  • How can our climate be conceptualised as a system containing a series of components that interact with one another?   5 components: the atmosphere, the hydrosphere (oceans, rivers etc), the biosphere (plants, vegetation), the cryosphere (snow & ice) & the lithospere (rocks etc); all interact to affect the flow of water vapour around the Earth’s surface which in turn affects the climate.

Also consider:

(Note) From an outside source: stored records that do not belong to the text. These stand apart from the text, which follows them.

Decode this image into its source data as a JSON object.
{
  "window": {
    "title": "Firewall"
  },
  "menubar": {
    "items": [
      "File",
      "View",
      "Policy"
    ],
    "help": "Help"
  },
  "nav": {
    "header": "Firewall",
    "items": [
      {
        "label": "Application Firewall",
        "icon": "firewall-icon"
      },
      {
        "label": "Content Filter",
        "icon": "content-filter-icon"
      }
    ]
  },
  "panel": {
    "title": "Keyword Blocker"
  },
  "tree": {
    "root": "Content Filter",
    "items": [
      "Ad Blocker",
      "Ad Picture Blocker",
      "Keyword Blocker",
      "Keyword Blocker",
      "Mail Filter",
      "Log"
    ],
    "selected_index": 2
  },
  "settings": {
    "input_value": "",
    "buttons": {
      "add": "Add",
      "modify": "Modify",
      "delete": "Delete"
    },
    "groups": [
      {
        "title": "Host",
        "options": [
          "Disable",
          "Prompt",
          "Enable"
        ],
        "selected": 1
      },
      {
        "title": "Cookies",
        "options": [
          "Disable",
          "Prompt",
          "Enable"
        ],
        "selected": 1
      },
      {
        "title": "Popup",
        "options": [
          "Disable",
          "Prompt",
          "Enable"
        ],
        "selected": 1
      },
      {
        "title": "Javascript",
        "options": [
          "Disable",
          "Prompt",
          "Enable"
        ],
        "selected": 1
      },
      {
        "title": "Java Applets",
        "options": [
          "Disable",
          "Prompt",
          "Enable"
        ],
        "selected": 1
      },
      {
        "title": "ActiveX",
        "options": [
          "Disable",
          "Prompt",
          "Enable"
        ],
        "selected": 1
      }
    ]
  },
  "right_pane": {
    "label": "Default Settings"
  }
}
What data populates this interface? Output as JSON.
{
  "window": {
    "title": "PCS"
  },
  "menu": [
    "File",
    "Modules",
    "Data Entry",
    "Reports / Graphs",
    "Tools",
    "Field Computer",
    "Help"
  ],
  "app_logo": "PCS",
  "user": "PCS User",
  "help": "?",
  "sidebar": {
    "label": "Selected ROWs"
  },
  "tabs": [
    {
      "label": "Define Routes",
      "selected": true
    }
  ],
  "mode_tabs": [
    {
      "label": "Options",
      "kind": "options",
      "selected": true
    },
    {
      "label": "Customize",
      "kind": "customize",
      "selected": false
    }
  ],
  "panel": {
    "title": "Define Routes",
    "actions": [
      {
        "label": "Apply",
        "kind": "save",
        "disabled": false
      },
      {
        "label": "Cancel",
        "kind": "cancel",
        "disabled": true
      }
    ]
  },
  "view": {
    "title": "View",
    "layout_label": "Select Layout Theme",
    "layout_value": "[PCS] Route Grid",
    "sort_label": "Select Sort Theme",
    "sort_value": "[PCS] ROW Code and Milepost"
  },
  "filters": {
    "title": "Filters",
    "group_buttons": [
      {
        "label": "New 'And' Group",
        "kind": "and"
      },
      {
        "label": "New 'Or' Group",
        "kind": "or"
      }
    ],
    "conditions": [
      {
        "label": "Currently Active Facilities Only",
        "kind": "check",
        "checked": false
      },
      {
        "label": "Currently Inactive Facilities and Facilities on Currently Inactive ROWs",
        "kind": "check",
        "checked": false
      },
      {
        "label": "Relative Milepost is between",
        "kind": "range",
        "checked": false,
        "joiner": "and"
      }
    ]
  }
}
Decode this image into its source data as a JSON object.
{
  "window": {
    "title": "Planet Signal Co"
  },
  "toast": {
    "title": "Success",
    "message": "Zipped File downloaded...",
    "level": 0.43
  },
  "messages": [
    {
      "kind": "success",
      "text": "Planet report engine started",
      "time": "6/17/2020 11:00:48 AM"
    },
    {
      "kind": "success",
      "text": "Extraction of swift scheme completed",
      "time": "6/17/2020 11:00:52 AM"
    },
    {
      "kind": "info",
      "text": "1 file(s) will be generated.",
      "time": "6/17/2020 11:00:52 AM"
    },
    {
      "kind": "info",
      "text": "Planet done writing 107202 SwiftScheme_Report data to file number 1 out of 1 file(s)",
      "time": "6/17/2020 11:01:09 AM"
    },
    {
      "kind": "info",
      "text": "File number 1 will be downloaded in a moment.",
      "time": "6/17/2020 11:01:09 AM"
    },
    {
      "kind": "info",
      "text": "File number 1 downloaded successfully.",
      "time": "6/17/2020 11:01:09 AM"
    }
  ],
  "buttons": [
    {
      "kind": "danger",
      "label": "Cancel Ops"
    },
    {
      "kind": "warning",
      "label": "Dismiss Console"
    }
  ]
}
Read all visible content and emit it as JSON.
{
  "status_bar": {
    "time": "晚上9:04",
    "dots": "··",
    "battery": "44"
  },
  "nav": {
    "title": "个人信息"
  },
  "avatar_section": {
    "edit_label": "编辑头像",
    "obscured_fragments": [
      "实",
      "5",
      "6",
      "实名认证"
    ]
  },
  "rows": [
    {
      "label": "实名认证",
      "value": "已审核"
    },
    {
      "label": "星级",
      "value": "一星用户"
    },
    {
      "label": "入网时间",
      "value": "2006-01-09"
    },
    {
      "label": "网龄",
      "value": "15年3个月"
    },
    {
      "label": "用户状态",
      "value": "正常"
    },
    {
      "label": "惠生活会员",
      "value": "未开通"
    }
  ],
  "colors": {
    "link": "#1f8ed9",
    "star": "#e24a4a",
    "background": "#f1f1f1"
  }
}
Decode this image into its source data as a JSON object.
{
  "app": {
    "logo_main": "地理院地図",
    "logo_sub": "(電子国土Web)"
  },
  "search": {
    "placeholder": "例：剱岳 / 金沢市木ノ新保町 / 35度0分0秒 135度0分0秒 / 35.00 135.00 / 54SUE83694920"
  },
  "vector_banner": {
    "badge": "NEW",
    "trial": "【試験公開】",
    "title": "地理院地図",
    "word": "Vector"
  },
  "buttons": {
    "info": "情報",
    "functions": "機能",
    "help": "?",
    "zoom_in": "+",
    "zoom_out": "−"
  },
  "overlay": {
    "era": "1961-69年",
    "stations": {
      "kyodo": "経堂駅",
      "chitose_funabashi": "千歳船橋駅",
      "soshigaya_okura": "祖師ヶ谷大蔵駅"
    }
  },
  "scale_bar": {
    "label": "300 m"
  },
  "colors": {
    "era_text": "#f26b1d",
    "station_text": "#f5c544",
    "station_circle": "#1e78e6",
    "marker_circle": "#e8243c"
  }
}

  • What are the most important themes you have learned this week?  The science behind the term greenhouse gases & why these gases affect climate – the fact that they are really acting more like a blanket than a greenhouse.  Also the albedo mechanism – I haven’t come across the term before.

 

  • What aspect of this week did you find difficult? Concentrating on the science – especially the Planck Stefan-Boltzmann law – don’t really understand it & looking it up is scary!
  • What did you find most interesting? And why? It was all interesting – hard to pick any one thing out.  Good to have it explained in small, easy(ish) to grasp steps & to be able to read/watch them over & over again.
  • Was there something that you learned this week that prompted you to do your own research?  I tried to look up the Planck Stefan-Boltzmann law but found it too difficult to understand – may have another go later on.
  • Are there any web sites or other online resource that you found particularly useful in furthering your knowledge and understanding?  Re the above, all the websites I tried looked too scientific for me – even Wikipedia!

Looking forward to Week 2!